The Threat of Managed Accounts for Plan Advisors
The growing use of managed accounts within 401(k) plans is threatening the financial security of plan participants and the integrity of those advisors who recommend them.
The fees charged to 401(k) plans are negative investment returns. Consider the long-term impact they have on your client’s retirement. Simply put, the fees that 401(k) participants incur will reduce their balance available and income it can produce in retirement years.
For the people who oversee 401(k) plans on behalf of their employees (often referred to as plan committees or fiduciary committees), fees are a big responsibility. They decide which services are provided to the plan and its participants, and with each service added will need to evaluate potential vendors and expenses. Their decisions have major consequences for the plan’s participants, as any fee paid by the plan is ultimately borne by the participants.
Keeping those costs low is a vital aspect of a good plan.
The Employee Retirement Income Security Act (ERISA) provides general guidance to the fiduciary committee in its Section 408(b)(2), stating that to avoid running afoul of the statute’s prohibited transaction provisions, the fiduciaries should furnish services that are necessary to the operation of the plan, while paying no more than reasonable compensation to the provider of those services.
In light of the large consequence of 401(k) fees and the fiduciary committee’s legal responsibility to them, class action lawsuits have been rising dramatically in the last 10 years. Participant lawsuits alleging fiduciary wrongdoing are now commonplace.
However, a recent case alleging excess fees grabbed my attention because it is the first that mentions so-called “managed accounts” in 401(k) plans. Rebecca Moore, managing editor for the digital division of plansponsor.com, reported that a participant in Nestle’s 401(k) savings plan had filed the proposed class action lawsuit, alleging that the company and its board of directors breached their fiduciary duties under ERISA.
Managed accounts generally work like this: The participant speaks with an advisor or representative; the participant gives them an expected retirement date; the advisor takes an assessment of risk tolerance,, and details current plan assets, any other retirement assets, and expected annual contributions, among other things. The meeting usually lasts 30-45 minutes.
After the information is collected, the advisor uses a software program to recommend a custom portfolio for the participant among the plan’s investment menu. Typically, the portfolio will be rebalanced periodically and gradually reallocated to a more conservative posture as the participant grows older.
Moore’s article states that the participants in Nestle’s 401(k) savings plan were offered a managed account service that was provided by Voya Retirement Advisors. The annual fees were 0.5% of assets up to $100,000, 0.4% on the next $150,000, and 0.25% on assets above $250,000.
Managed accounts and their associated fees are the result of a continuing underlying problem: the general lack of knowledge among plan participants to invest their retirement money appropriately. While 401(k) plans have grown exponentially in the last 30-plus years, America’s financial literacy hasn’t kept pace. So the need grows for professional guidance when it comes to selecting investments among the plan’s menu of options.

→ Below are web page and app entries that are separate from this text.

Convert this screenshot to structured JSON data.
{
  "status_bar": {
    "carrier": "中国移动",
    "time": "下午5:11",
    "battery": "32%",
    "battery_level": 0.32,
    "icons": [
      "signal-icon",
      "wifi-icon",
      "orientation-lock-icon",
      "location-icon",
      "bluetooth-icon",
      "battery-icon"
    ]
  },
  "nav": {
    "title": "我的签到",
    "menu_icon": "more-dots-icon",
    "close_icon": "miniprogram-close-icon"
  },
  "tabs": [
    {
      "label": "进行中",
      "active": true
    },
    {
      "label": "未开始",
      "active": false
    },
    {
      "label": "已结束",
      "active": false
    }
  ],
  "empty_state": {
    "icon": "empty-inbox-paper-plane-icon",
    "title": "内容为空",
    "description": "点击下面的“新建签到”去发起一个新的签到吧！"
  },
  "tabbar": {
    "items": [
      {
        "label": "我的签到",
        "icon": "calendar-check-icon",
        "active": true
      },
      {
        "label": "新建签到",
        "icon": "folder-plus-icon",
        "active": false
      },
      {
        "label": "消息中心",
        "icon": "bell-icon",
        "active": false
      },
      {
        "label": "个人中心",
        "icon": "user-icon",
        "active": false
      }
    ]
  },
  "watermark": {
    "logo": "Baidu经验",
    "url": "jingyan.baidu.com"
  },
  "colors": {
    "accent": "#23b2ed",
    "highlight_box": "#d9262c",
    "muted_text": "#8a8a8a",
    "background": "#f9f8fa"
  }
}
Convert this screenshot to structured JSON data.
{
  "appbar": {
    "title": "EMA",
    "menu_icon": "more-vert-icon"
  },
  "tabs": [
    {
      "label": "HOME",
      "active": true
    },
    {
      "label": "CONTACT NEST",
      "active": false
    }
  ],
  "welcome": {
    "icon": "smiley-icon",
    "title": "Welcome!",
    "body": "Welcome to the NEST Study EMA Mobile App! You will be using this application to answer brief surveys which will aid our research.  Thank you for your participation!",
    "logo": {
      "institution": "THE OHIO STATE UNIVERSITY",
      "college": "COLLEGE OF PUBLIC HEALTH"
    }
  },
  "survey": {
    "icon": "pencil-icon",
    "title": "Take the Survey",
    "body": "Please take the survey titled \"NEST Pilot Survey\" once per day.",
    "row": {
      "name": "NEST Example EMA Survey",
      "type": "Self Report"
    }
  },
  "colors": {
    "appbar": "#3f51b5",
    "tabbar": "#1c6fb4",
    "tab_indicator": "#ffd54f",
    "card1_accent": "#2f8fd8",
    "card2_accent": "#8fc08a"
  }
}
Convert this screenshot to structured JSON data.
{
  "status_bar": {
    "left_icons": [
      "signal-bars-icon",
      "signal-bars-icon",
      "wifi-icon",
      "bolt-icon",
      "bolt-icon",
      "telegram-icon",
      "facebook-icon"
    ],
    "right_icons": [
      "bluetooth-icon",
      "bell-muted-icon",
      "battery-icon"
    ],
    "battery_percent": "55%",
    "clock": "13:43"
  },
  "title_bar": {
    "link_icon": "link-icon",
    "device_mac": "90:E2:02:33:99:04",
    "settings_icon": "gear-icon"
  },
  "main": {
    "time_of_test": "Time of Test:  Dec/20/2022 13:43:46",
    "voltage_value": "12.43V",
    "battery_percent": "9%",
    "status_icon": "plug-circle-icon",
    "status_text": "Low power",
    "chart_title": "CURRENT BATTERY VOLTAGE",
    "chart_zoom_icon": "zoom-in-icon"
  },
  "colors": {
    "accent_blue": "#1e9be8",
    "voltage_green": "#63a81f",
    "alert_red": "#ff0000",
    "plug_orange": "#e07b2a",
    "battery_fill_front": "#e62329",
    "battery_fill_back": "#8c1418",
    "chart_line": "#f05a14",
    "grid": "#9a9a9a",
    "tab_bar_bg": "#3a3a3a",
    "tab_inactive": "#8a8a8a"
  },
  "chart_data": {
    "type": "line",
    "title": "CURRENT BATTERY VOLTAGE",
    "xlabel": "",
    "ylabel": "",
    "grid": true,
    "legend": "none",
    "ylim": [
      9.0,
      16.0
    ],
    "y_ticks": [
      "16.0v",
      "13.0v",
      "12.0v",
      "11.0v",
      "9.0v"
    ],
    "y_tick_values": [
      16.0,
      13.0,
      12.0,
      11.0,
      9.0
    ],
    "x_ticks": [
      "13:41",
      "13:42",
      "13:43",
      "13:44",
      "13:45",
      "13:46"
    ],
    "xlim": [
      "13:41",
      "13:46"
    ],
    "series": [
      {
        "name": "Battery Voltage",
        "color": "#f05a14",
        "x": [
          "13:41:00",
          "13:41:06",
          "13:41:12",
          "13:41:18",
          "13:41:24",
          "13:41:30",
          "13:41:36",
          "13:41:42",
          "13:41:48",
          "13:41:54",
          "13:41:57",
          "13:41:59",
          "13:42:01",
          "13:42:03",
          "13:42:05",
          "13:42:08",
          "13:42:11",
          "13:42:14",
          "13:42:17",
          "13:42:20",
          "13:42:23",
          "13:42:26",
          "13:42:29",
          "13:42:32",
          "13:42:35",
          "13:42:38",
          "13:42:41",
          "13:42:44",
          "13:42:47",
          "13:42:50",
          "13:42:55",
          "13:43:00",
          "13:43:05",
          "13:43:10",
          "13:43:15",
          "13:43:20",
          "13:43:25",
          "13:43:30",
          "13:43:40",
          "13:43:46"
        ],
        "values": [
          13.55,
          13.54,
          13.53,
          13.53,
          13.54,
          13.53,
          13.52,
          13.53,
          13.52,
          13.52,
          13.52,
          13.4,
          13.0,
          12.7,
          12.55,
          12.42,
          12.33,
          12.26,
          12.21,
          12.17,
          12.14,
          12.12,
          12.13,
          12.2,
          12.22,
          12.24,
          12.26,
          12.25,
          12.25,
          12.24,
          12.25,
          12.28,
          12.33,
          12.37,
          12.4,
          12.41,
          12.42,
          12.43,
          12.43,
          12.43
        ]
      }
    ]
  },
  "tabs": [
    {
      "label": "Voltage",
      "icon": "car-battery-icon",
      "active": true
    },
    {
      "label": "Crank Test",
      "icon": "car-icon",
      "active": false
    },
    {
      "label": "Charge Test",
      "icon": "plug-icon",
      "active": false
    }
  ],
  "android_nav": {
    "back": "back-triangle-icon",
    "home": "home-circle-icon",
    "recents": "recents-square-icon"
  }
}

Thus, managed accounts have become an increasingly popular service for plan advisors to recommend to their clients, competing with robo advisors, target-date funds and educational tools such as asset allocation models. Managed accounts represent a huge opportunity for plan advisors. Some plan advisors earn more from managed account fees charged directly to the participants than from fees they charge for traditional plan services.
Which road will you take?
Remember here how this happens and how the distribution role is affected.
Part of the fee charged by the managed account service provider is shared with the plan advisor for distributing the service. Since the advisor stands to gain financially from the plan fiduciaries authorizing its availability to its participants, this distribution role subsequently creates a conflict of interest for the advisor.
The philosophical question then becomes: Are managed accounts a valuable service that addresses a substantial need among plan participants, or are they an easy sell that plan advisors can use to drive up their income?
Too often, managed accounts are being pitched to plan advisors as a way to increase their fees and make more money. If advisors succumb to that selfishness, it is a shortsighted mistake that will hurt them, and their profession, in the long run.
Think about the consumer, who is seeking honest, fiduciary-based financial advice when they engage with an advisor. Shouldn’t that be the goal of the plan advisor when working with the plan’s participants?
This is a fork in the road, and plan advisors need to decide which path they will take.
The right road is one of enhanced reputation, which leads to increased income because it’s being earned the reputable, honest way. The client’s interests must come first.
Sadly, financial advisors have taken the selfish route, and that has led to plan participants being skeptical to seek their advice. We have a great opportunity to choose the better route. Plan advisors should be the objective scrutinizer, not the sales team. We are professionals, offering value to our clients. Let’s not allow ourselves to become the distribution arm for anyone – record-keepers, mutual fund companies, brokers/dealers, or managed account providers.
Our job as plan advisors is to evaluate opportunities and advise. It’s valuable and honest work. It’s what clients want from their advisors, and for the betterment of their clients and their profession, it’s what we should demand of ourselves.